Fresh water is an essential resource for life. Yet, overexploitation of water resources, rainfall shortages, and a decrease in water quality by pollution increase water scarcity worldwide. Since agricultural production consumes about 70% of the available fresh water resources, it is particularly vulnerable for water scarcity. Therefore, this research investigated agricultural aquifer storage, transfer and recovery (ASTR) as nature-based solution to store fresh water in the subsurface from where it can be reused for irrigation. The source water used for infiltration may carry plant pathogens that have to be removed during the storage. Otherwise, the recovered water poses a threat to crop production if pathogens are still present in the irrigation water. Consequently, an understanding of pathogen die-off and removal under relevant conditions found in aquifers is required to predict changes in water quality and protect plant health. In my research, I focussed on the removal of three plant pathogenic bacteria during ASTR: Ralstonia solanacearum and the Soft Rot Pectobacteriaceae, Dickeya solani and Pectobacterium carotovorum. They affect a broad variety of crops with hosts ranging from potato to flower bulbs, both being important cash crops worldwide and particularly in the Netherlands.
An ASTR pilot site located in North Holland was investigated where tile drainage water (TDW) is collected from a 10 ha agricultural field and infiltrated into a sandy, anoxic, and originally brackish aquifer. The TDW can mix with surface water where the selected pathogens are regularly detected. ASTR uses separated wells for infiltration and abstraction of the recharged water. This creates a soil passage and forces the water to flow through the porous medium (sand layers) of the aquifer. Water microcosms and column experiments were used to simulate the aquifer processes in the laboratory and analysed pathogen removal during ASTR.

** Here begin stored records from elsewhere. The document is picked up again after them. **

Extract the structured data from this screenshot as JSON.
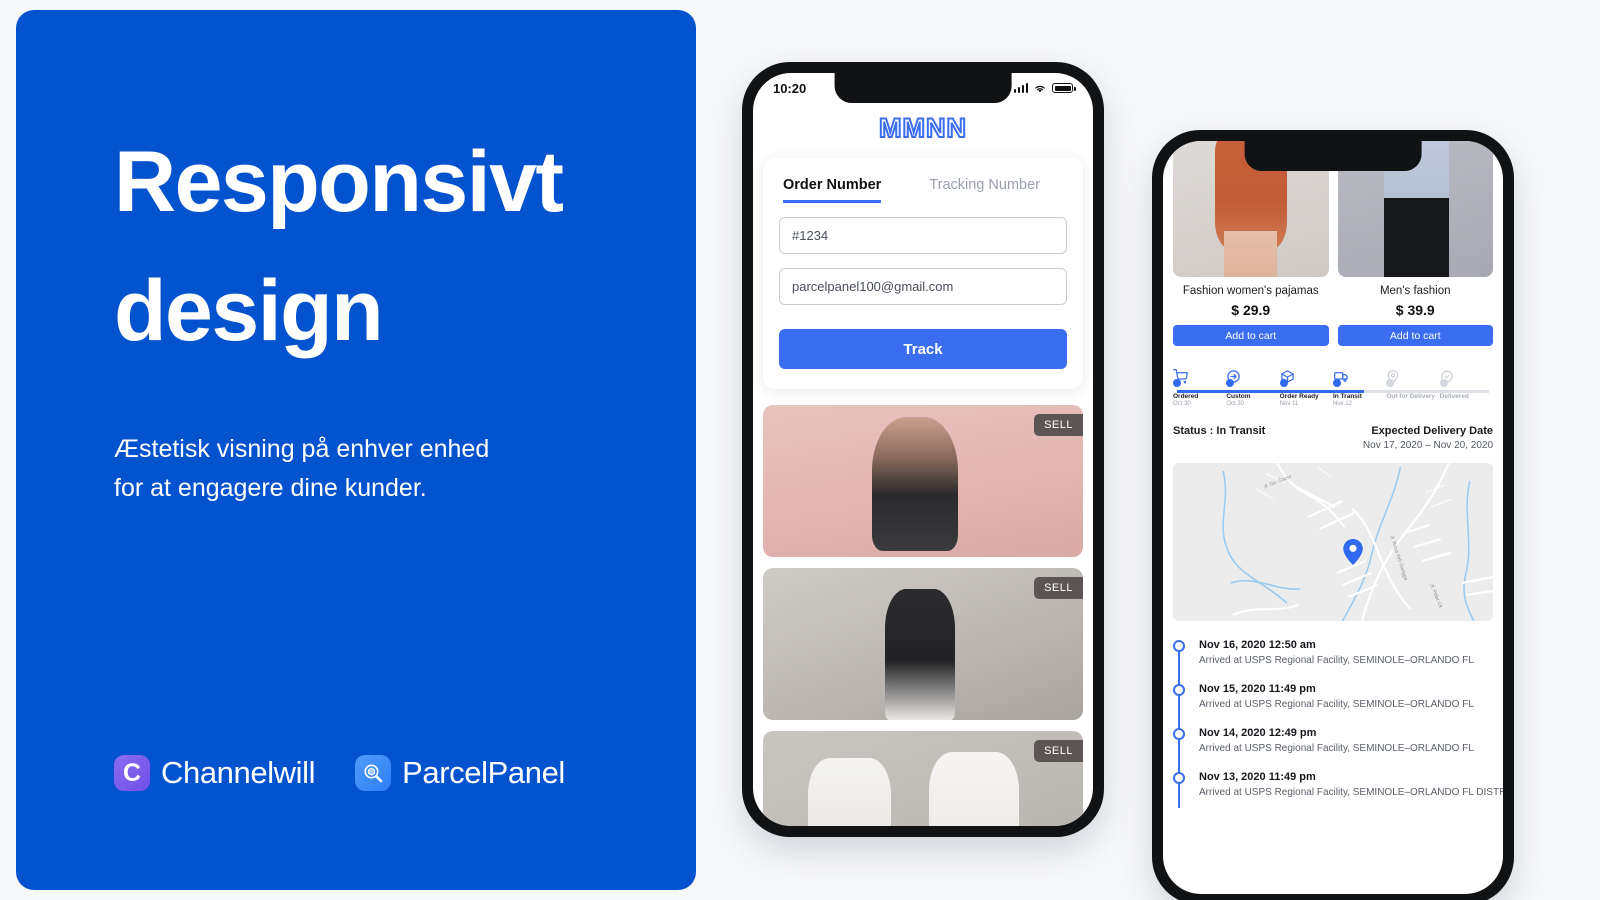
{
  "brand_colors": {
    "panel_blue": "#0453CE",
    "accent_blue": "#3A6DF0",
    "page_bg": "#F7F8FA",
    "badge_gray": "#5C5554",
    "timeline_blue": "#3A6DF0"
  },
  "panel": {
    "headline": "Responsivt design",
    "subtext": "Æstetisk visning på enhver enhed for at engagere dine kunder.",
    "logos": [
      {
        "mark": "C",
        "name": "Channelwill",
        "icon": "channelwill-c-icon"
      },
      {
        "mark": "",
        "name": "ParcelPanel",
        "icon": "parcelpanel-magnifier-icon"
      }
    ]
  },
  "phone_one": {
    "status_bar": {
      "time": "10:20",
      "icons": [
        "cellular-signal-icon",
        "wifi-icon",
        "battery-icon"
      ]
    },
    "store_brand": "MMNN",
    "track_card": {
      "tabs": [
        {
          "label": "Order Number",
          "active": true
        },
        {
          "label": "Tracking Number",
          "active": false
        }
      ],
      "order_number_value": "#1234",
      "order_number_placeholder": "#1234",
      "email_value": "parcelpanel100@gmail.com",
      "email_placeholder": "parcelpanel100@gmail.com",
      "submit_label": "Track"
    },
    "feed": [
      {
        "badge": "SELL",
        "alt": "woman-in-black-tee-pink-wall"
      },
      {
        "badge": "SELL",
        "alt": "man-in-black-tee-concrete-wall"
      },
      {
        "badge": "SELL",
        "alt": "two-people-white-force-majeure-tees"
      }
    ]
  },
  "phone_two": {
    "products": [
      {
        "name": "Fashion women's pajamas",
        "price": "$ 29.9",
        "cta": "Add to cart"
      },
      {
        "name": "Men's fashion",
        "price": "$ 39.9",
        "cta": "Add to cart"
      }
    ],
    "stepper": {
      "steps": [
        {
          "label": "Ordered",
          "date": "Oct 30",
          "icon": "shopping-cart-icon",
          "done": true
        },
        {
          "label": "Custom",
          "date": "Oct 30",
          "icon": "arrow-circle-icon",
          "done": true
        },
        {
          "label": "Order Ready",
          "date": "Nov 11",
          "icon": "box-icon",
          "done": true
        },
        {
          "label": "In Transit",
          "date": "Nov 12",
          "icon": "truck-icon",
          "done": true
        },
        {
          "label": "Out for Delivery",
          "date": "",
          "icon": "map-pin-icon",
          "done": false
        },
        {
          "label": "Delivered",
          "date": "",
          "icon": "check-circle-icon",
          "done": false
        }
      ]
    },
    "status": {
      "current": "Status : In Transit",
      "expected_title": "Expected Delivery Date",
      "expected_range": "Nov 17, 2020 – Nov 20, 2020"
    },
    "map": {
      "pin": "location-pin-icon",
      "street_labels": [
        "Jl. Gn. Gazur",
        "Jl. Raya Yeh Gangga",
        "Jl. Pidar Ck"
      ]
    },
    "history": [
      {
        "date": "Nov 16, 2020 12:50 am",
        "desc": "Arrived at USPS Regional Facility, SEMINOLE–ORLANDO FL"
      },
      {
        "date": "Nov 15, 2020 11:49 pm",
        "desc": "Arrived at USPS Regional Facility, SEMINOLE–ORLANDO FL"
      },
      {
        "date": "Nov 14, 2020 12:49 pm",
        "desc": "Arrived at USPS Regional Facility, SEMINOLE–ORLANDO FL"
      },
      {
        "date": "Nov 13, 2020 11:49 pm",
        "desc": "Arrived at USPS Regional Facility, SEMINOLE–ORLANDO FL DISTR"
      }
    ]
  }
}
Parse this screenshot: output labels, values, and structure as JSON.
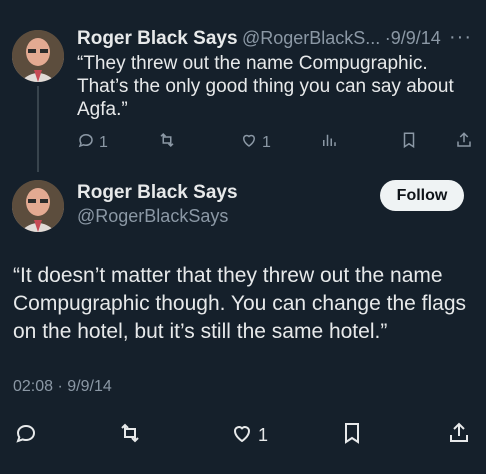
{
  "reply": {
    "author_name": "Roger Black Says",
    "handle": "@RogerBlackS...",
    "separator": "·",
    "date": "9/9/14",
    "more_label": "···",
    "text": "“They threw out the name Compugraphic. That’s the only good thing you can say about Agfa.”",
    "actions": {
      "reply_count": "1",
      "repost_count": "",
      "like_count": "1"
    },
    "icons": [
      "reply-icon",
      "repost-icon",
      "like-icon",
      "views-icon",
      "bookmark-icon",
      "share-icon"
    ]
  },
  "main": {
    "author_name": "Roger Black Says",
    "handle": "@RogerBlackSays",
    "follow_label": "Follow",
    "text": "“It doesn’t matter that they threw out the name Compugraphic though. You can change the flags on the hotel, but it’s still the same hotel.”",
    "timestamp": "02:08 · 9/9/14",
    "actions": {
      "reply_count": "",
      "repost_count": "",
      "like_count": "1"
    }
  },
  "colors": {
    "background": "#15202b",
    "text": "#e7e9ea",
    "muted": "#8b98a5",
    "follow_bg": "#eff3f4"
  }
}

The results showed that the die-off in the water phase depends on the residence time and ranged between 1.3 to 2.7 log10 after 10 or 60 days for R. solanacearum, respectively. A subpopulation of the bacteria persisted for a prolonged time at low concentrations which may pose a risk if the water is recovered too early. However, the soil passage within the aquifer proved to be highly effective in removing the bacteria by attachment (18 log10 after 1 m). Together with results of dose-response experiments where I studied the effect of contaminated irrigation water on potato plants, all results were ultimately combined in a quantitative microbial risk assessment (QMRA). QMRA is a useful (water) management tool to evaluate the treatment steps of water reclamation technologies and support decision-making processes. As a result of this PhD work, ASTR can be considered a natural treatment system to remove bacterial plant pathogens and provide safe irrigation water.
|Qualification||Doctor of Philosophy|
- Delft University of Technology
- van Breukelen, B.M., Supervisor
- Medema, G.J., Supervisor
|Award date||8 May 2023|
|Publication status||Published - 2023|
This research was performed at the Sanitary Engineering Section, Department of Water Management, Delft University of Technology. Moreover, experiments have been conducted at the group of Ecology and Biodiversity, Utrecht University, and at Wageningen Plant Research and the Unifarm glasshouse facilities. This research has been financially supported by the Netherlands Organisation for Scientific Research (NWO; Topsector Water Call 2016; project acronym AGRIMAR; contract number: ALWTW.2016.023) with co-funding from private partners Acacia Water B.V., Broere Beregening B.V., and Delphy B.V.
- Managed Aquifer Recharge (MAR)
- Water quality
- Irrigation water requirements
- Pathogen removal
- bacterial transport
- Hydrus 1-D
- Quantitative microbial risk assessment (QMRA)
- brown rot
- Ralstonia solanacearum
- Dickeya solani
- Pectobacterium carotovorum
- Column breakthrough analysis
- Water scarcity